(Website and app data records)
=== Section Start ===

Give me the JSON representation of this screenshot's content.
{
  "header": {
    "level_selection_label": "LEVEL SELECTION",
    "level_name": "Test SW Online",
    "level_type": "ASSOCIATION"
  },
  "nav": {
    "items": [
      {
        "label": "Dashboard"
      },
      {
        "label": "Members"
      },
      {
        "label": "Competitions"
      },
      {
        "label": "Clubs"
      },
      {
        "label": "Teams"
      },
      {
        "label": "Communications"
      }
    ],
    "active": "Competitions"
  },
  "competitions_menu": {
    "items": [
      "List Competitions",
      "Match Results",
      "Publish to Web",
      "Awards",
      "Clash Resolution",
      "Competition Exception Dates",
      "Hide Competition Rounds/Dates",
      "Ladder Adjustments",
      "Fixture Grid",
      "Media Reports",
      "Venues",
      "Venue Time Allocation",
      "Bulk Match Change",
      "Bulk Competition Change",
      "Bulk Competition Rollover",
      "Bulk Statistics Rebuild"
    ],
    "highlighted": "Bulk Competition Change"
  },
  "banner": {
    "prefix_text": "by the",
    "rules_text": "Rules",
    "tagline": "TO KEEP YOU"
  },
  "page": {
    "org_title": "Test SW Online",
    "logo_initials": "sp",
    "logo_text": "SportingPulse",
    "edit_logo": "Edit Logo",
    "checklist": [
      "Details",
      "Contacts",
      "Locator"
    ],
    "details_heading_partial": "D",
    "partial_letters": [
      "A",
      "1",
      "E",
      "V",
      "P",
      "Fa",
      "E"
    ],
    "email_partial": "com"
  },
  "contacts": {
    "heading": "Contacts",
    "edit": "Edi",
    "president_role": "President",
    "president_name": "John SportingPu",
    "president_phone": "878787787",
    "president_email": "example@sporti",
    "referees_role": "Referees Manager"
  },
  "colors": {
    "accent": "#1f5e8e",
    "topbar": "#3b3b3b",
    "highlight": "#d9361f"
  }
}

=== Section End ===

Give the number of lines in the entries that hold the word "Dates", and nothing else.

2